One of the most popular uses for PickFu is to run preference tests on logo designs. If you’re in the process of creating a logo, learn from these past polls and make your tests the best they can be.
1. Decide how much you want to reveal.
Your question is the heart of your PickFu poll, the basic information to which respondents react. When testing a logo, you should consider what, if anything, to tell them about your business or service. … Continue reading
Amazon is the world’s largest bookstore, and if you’re an author, you need to make the most of your presence there. I spoke with several indie authors to get their advice on how to maximize your Amazon Author Central page.
Personalize your Amazon Author Central URL
Amazon Author Central gives you the option to customize your URL. Author Karen Dimmick calls this a “pretty link” which she uses to “easily send people directly to it.” Her personalized link https://amazon.com/author/karendimmick looks nicer than the auto-assigned https://www.amazon.com/Karen-Dimmick/e/B01E0BXITY (though both land you in the same place). Include your Amazon Author Central link in your email signature or on your business cards. Author Amber Fallon adds, “The best way to put your Amazon Author Central page to work for you is to make sure people know about it. Tweet it once in a while. Be sure to include [the link] on your website and your social media profiles.” Tyrone Givens notes that the “author dashboard has a very convenient button for sharing the link to the page.” … Continue reading
How do you bring the right people to your online store? How do you get them to stay? What sets you apart from competitors? Your e-commerce marketing strategy should answer these tough questions.
Many e-commerce sites take advantage of pay-per-click advertising, social media channels, and search engine optimization to boost site traffic and sales. But on top of these tried-and-true strategies, what else can you do? I spoke to online store owners to get their advice on e-commerce marketing opportunities you don’t want to miss.

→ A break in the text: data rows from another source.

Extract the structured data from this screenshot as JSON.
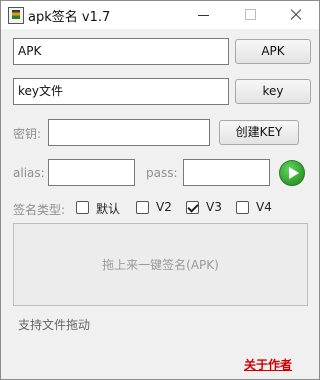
{
  "window": {
    "title": "apk签名 v1.7",
    "controls": {
      "minimize": "minimize",
      "maximize": "maximize",
      "close": "close"
    }
  },
  "apk_row": {
    "value": "APK",
    "button_label": "APK"
  },
  "key_row": {
    "value": "key文件",
    "button_label": "key"
  },
  "password_row": {
    "label": "密钥:",
    "value": "",
    "button_label": "创建KEY"
  },
  "alias_row": {
    "alias_label": "alias:",
    "alias_value": "",
    "pass_label": "pass:",
    "pass_value": "",
    "go_icon": "play-circle-icon"
  },
  "signature": {
    "label": "签名类型:",
    "options": [
      {
        "label": "默认",
        "checked": false
      },
      {
        "label": "V2",
        "checked": false
      },
      {
        "label": "V3",
        "checked": true
      },
      {
        "label": "V4",
        "checked": false
      }
    ]
  },
  "dropzone": {
    "text": "拖上来一键签名(APK)"
  },
  "hint": {
    "text": "支持文件拖动"
  },
  "about": {
    "label": "关于作者",
    "color": "#d00000"
  }
}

PickFu polls are popular among mobile app companies, self-publishing authors, and e-commerce businesses. But these pollsters may be missing out on a helpful strategy: testing creative in context.
What does it mean to test something in context?
In a previous life, I worked in an ad agency. Whenever we pitched an idea for a billboard, we would Photoshop the creative onto a billboard. If we were creating a website layout, we would show the layout in a web browser. Sometimes when we pitched a TV commercial, we would even take a frame from the storyboard and Photoshop it onto a screen.
The same principle applies when you take a creative option, such an app icon, a book cover, or a featured photo, and test it using PickFu. You show that option in the context it will appear to the user, such as on a mobile device, on Amazon, or in a browser. … Continue reading
Creating unbiased poll questions is difficult. One of the biggest benefits is accessing an audience of people who have no familiarity with your product, logo, book, or whatever it is you’re testing. They approach the question without bias… but as the poll creator, do you?
Avoid these common mistakes and poll respondents will answer more openly and honestly.
What are the biggest and most common mistakes that new self-publishers should avoid? We reached out to three successful authorpreneurs to get advice.
Writing might be the “easy” part
“The biggest mistake self-published authors make is not approaching book publishing as a business, says “Inspiration to Creation” coach Nina Amir. “Many writers don’t realize that when they decide to self-publish, they become publishers. They open a publishing house. They enter into this endeavor eagerly because they are told it will be easy to self-publish, and they are surprised that they can’t just write, and that there is more to it than expected. They must carve out time to manage a team of designers and editors, pay taxes, promote, manage their publishing business’s finances, manage book sales, and more.” … Continue reading